### Task goal
Word for word, repeat every entry that appears below.

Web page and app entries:
=== Section Start ===

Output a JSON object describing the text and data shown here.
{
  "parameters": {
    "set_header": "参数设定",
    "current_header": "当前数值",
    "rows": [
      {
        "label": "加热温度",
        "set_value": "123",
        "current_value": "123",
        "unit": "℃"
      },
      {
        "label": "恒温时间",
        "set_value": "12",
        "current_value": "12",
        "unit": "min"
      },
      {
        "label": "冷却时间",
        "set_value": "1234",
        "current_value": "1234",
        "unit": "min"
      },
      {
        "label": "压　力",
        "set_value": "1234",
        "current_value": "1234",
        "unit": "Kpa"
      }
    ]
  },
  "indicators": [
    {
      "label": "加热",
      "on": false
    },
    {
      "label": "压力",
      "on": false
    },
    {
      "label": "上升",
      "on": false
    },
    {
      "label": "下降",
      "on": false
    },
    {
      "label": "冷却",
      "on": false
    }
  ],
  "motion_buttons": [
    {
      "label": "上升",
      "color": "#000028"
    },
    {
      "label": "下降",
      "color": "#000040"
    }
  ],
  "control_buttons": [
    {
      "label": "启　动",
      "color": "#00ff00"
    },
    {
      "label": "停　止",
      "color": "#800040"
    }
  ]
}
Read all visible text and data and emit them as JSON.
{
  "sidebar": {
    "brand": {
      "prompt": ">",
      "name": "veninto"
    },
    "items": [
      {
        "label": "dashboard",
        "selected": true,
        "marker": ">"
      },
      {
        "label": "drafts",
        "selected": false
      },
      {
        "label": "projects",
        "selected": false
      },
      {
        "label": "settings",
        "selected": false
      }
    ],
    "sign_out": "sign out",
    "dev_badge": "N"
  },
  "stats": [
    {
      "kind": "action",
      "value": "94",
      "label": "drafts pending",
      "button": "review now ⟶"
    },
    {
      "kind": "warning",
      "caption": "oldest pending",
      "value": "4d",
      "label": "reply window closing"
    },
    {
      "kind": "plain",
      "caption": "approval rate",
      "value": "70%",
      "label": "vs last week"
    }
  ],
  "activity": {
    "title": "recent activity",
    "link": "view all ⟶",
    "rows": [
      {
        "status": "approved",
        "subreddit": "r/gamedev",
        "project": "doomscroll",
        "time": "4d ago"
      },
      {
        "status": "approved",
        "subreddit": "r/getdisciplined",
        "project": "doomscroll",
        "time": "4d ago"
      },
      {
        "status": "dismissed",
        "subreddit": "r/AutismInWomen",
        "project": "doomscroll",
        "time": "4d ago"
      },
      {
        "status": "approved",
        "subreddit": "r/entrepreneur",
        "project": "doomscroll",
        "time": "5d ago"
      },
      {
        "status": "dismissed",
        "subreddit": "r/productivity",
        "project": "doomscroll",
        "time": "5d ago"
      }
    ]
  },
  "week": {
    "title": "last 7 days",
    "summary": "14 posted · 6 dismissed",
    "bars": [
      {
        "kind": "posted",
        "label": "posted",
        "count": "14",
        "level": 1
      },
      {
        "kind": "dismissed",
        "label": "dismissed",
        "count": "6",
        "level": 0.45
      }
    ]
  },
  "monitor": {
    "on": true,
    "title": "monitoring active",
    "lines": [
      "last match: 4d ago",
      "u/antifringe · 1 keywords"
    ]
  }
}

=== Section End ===

### Solution to this problem
Output a JSON object describing the text and data shown here.
{
  "parameters": {
    "set_header": "参数设定",
    "current_header": "当前数值",
    "rows": [
      {
        "label": "加热温度",
        "set_value": "123",
        "current_value": "123",
        "unit": "℃"
      },
      {
        "label": "恒温时间",
        "set_value": "12",
        "current_value": "12",
        "unit": "min"
      },
      {
        "label": "冷却时间",
        "set_value": "1234",
        "current_value": "1234",
        "unit": "min"
      },
      {
        "label": "压　力",
        "set_value": "1234",
        "current_value": "1234",
        "unit": "Kpa"
      }
    ]
  },
  "indicators": [
    {
      "label": "加热",
      "on": false
    },
    {
      "label": "压力",
      "on": false
    },
    {
      "label": "上升",
      "on": false
    },
    {
      "label": "下降",
      "on": false
    },
    {
      "label": "冷却",
      "on": false
    }
  ],
  "motion_buttons": [
    {
      "label": "上升",
      "color": "#000028"
    },
    {
      "label": "下降",
      "color": "#000040"
    }
  ],
  "control_buttons": [
    {
      "label": "启　动",
      "color": "#00ff00"
    },
    {
      "label": "停　止",
      "color": "#800040"
    }
  ]
}
Read all visible text and data and emit them as JSON.
{
  "sidebar": {
    "brand": {
      "prompt": ">",
      "name": "veninto"
    },
    "items": [
      {
        "label": "dashboard",
        "selected": true,
        "marker": ">"
      },
      {
        "label": "drafts",
        "selected": false
      },
      {
        "label": "projects",
        "selected": false
      },
      {
        "label": "settings",
        "selected": false
      }
    ],
    "sign_out": "sign out",
    "dev_badge": "N"
  },
  "stats": [
    {
      "kind": "action",
      "value": "94",
      "label": "drafts pending",
      "button": "review now ⟶"
    },
    {
      "kind": "warning",
      "caption": "oldest pending",
      "value": "4d",
      "label": "reply window closing"
    },
    {
      "kind": "plain",
      "caption": "approval rate",
      "value": "70%",
      "label": "vs last week"
    }
  ],
  "activity": {
    "title": "recent activity",
    "link": "view all ⟶",
    "rows": [
      {
        "status": "approved",
        "subreddit": "r/gamedev",
        "project": "doomscroll",
        "time": "4d ago"
      },
      {
        "status": "approved",
        "subreddit": "r/getdisciplined",
        "project": "doomscroll",
        "time": "4d ago"
      },
      {
        "status": "dismissed",
        "subreddit": "r/AutismInWomen",
        "project": "doomscroll",
        "time": "4d ago"
      },
      {
        "status": "approved",
        "subreddit": "r/entrepreneur",
        "project": "doomscroll",
        "time": "5d ago"
      },
      {
        "status": "dismissed",
        "subreddit": "r/productivity",
        "project": "doomscroll",
        "time": "5d ago"
      }
    ]
  },
  "week": {
    "title": "last 7 days",
    "summary": "14 posted · 6 dismissed",
    "bars": [
      {
        "kind": "posted",
        "label": "posted",
        "count": "14",
        "level": 1
      },
      {
        "kind": "dismissed",
        "label": "dismissed",
        "count": "6",
        "level": 0.45
      }
    ]
  },
  "monitor": {
    "on": true,
    "title": "monitoring active",
    "lines": [
      "last match: 4d ago",
      "u/antifringe · 1 keywords"
    ]
  }
}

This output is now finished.